Lunch was just weird.  We had some leftover sauerkraut in the fridge, I think from our hot dog thing a while back, and loaf of rye bread hanging around.  Denise thought we could use up the kraut on meatless Reuben Sandwiches.  Something about a Reuben with just Swiss cheese and sauerkraut sounded wrong.  Unfortunately, I made it wronger.  I figured we could try some sort of fake lunch meat.  Sprouts carried nothing like meatless Pastrami or Corned Beef, so we bought fake turkey and fake salami  slices.  Piled in combination in the Reuben, they provided a more or less appropriate profile; bread, cheese, meatish-something, kraut, bread.  Taste was a little weird, but the swiss and kraut pretty much overpowered the rest of the thing.
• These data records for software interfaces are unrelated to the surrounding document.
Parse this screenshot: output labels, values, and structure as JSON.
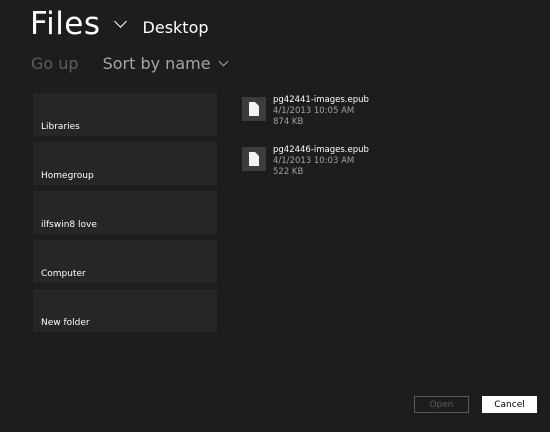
{
  "header": {
    "title": "Files",
    "location": "Desktop"
  },
  "toolbar": {
    "go_up_label": "Go up",
    "sort_label": "Sort by name"
  },
  "folders": [
    {
      "label": "Libraries"
    },
    {
      "label": "Homegroup"
    },
    {
      "label": "ilfswin8 love"
    },
    {
      "label": "Computer"
    },
    {
      "label": "New folder"
    }
  ],
  "files": [
    {
      "name": "pg42441-images.epub",
      "date": "4/1/2013 10:05 AM",
      "size": "874 KB",
      "icon": "document-icon"
    },
    {
      "name": "pg42446-images.epub",
      "date": "4/1/2013 10:03 AM",
      "size": "522 KB",
      "icon": "document-icon"
    }
  ],
  "buttons": {
    "open_label": "Open",
    "cancel_label": "Cancel"
  },
  "colors": {
    "background": "#1d1d1d",
    "tile": "#262626",
    "disabled_text": "#5c5c5c"
  }
}
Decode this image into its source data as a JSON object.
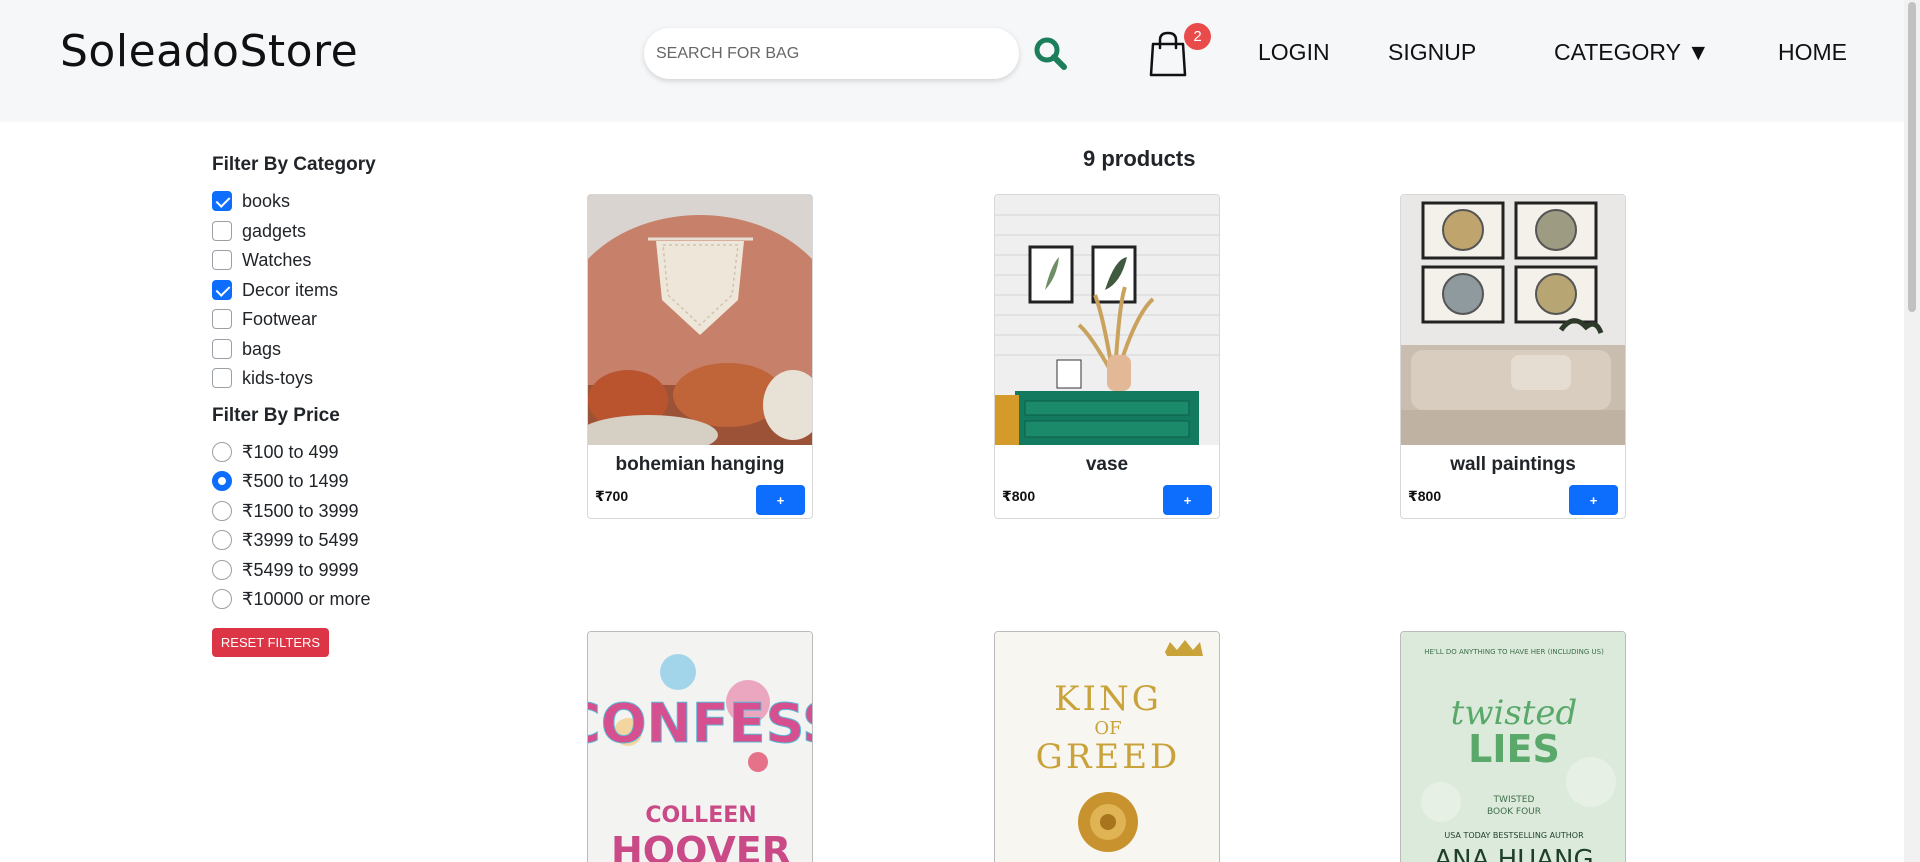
{
  "header": {
    "logo": "SoleadoStore",
    "search_placeholder": "SEARCH FOR BAG",
    "cart_count": "2",
    "nav": {
      "login": "LOGIN",
      "signup": "SIGNUP",
      "category": "CATEGORY ▼",
      "home": "HOME"
    },
    "colors": {
      "search_icon": "#1a7f5a",
      "badge": "#e94b4b"
    }
  },
  "sidebar": {
    "category_title": "Filter By Category",
    "categories": [
      {
        "label": "books",
        "checked": true
      },
      {
        "label": "gadgets",
        "checked": false
      },
      {
        "label": "Watches",
        "checked": false
      },
      {
        "label": "Decor items",
        "checked": true
      },
      {
        "label": "Footwear",
        "checked": false
      },
      {
        "label": "bags",
        "checked": false
      },
      {
        "label": "kids-toys",
        "checked": false
      }
    ],
    "price_title": "Filter By Price",
    "prices": [
      {
        "label": "₹100 to 499",
        "checked": false
      },
      {
        "label": "₹500 to 1499",
        "checked": true
      },
      {
        "label": "₹1500 to 3999",
        "checked": false
      },
      {
        "label": "₹3999 to 5499",
        "checked": false
      },
      {
        "label": "₹5499 to 9999",
        "checked": false
      },
      {
        "label": "₹10000 or more",
        "checked": false
      }
    ],
    "reset_label": "RESET FILTERS"
  },
  "main": {
    "products_count": "9 products",
    "products": [
      {
        "name": "bohemian hanging",
        "price": "₹700",
        "add_label": "+"
      },
      {
        "name": "vase",
        "price": "₹800",
        "add_label": "+"
      },
      {
        "name": "wall paintings",
        "price": "₹800",
        "add_label": "+"
      }
    ],
    "books": [
      {
        "title": "CONFESS",
        "author_line1": "COLLEEN",
        "author_line2": "HOOVER"
      },
      {
        "title_line1": "KING",
        "title_line2": "OF",
        "title_line3": "GREED"
      },
      {
        "top_line": "HE'LL DO ANYTHING TO HAVE HER (INCLUDING US)",
        "title_line1": "twisted",
        "title_line2": "LIES",
        "series_line1": "TWISTED",
        "series_line2": "BOOK FOUR",
        "tagline": "USA TODAY BESTSELLING AUTHOR",
        "author": "ANA HUANG"
      }
    ]
  }
}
Now, by Sunday evening, I'm thinking that I have strayed from my inner Gumby, not really adhering to the flexitarian ethic.  While at Sprouts I succumbed to the siren song of the meat department and bought a CHUCK ROAST.  It did happen to be a chuck roast from Open Space Meats, grass fed, low in bad fats, high in Omega-3's.   Besides, this was the first half-way cold weekend of the fall, signalling the start of Dutch Oven season. Dutch Oven Sunday with the Pimms.  Fired up the coals in the backyard around 3:30.  Browned the roast, then a little mirepoix, garlic, red wine, tomato sauce, salt, pepper and cumin.  Back in with roast.  A couple hours and several charcoal briquets later I threw in some parsnips, carrots and red potatoes.  Another hour and it was ready.  The Pimms brought desert, a nice apple cobbler in Larry's Dutch oven.  A pretty tasty Zinfandel with dinner.  All Excellent!


Blogger BJackie said...
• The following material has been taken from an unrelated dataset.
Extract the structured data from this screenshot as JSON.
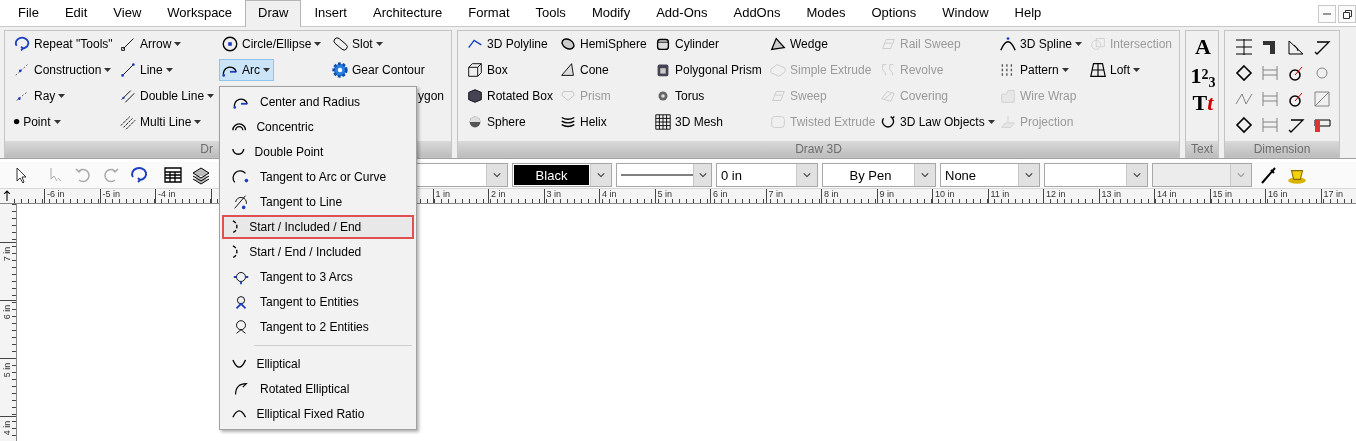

Yikes - can't believe Leo was chewing on scissors!

I have a question... Our veggie guy brought us 2 smallish eggplants in our box this week. Not enough prob'y to make e.p. parm. Any other ideas? I don't really know what to do w/ it.

October 20, 2010 at 4:40 PM  
Blogger Hanten said...

How small? I can make parmessan out of some pretty small eggplants.

Are they those narrow Japanese eggplants? I have made a thing with those where you slice them lengthwise, very thin, on a mandolin, maybe 1/8 - 3/16". You coat them very lightly with breadcrumbs, maybe panko, and fry them quickly in a little olive oil. Put a thin layer of marinara down on a plate, fan a couple slices of the fried eggplant on top and then sprinke with a little crumbed feta and maybe a little chiffonade of basil. Yummy appetizer.

Or you could roast them and make some Baba Ganoush. I made some with an Alton Brown recipe and it's kind of tasty.

October 20, 2010 at 9:49 PM  
Blogger Tee said...

Those Pumpkin-Habanero Waffles sound delicious!! I'm going to try to talk Nick into making those with me this weekend :)

October 20, 2010 at 11:52 PM  
Blogger BJackie said...

They are not the narrow japanese kind - they're the usual purple kind - little fat spuds, but not overly large. The one just fits in both my hands and the other is even smaller. Do you think that's enough to do e.p. parm?

October 21, 2010 at 10:32 AM  
Blogger Hanten said...

Soitenly! Of course, I've also done some weird things. Once I cubed up some eggplant, breaded and fried them up and served them like little eggplant croutons on a salad.

Or I have done an eggplant, walnut baked pasta thingy, sauted eggplant chunks tossed with some pasta, marinara, walnuts and crumbled cheese and baked.

October 21, 2010 at 7:07 PM  
Blogger BJackie said...

Ooo. Eggplant croutons. I like the way your mind works. You should have your own cooking show. I'm telling you, people would watch The Surly Chef. It would be a nice break from all those freaking over-the-top-cheerful TV chefs!

October 21, 2010 at 9:15 PM  

Post a Comment

Subscribe to Post Comments [Atom]

<< Home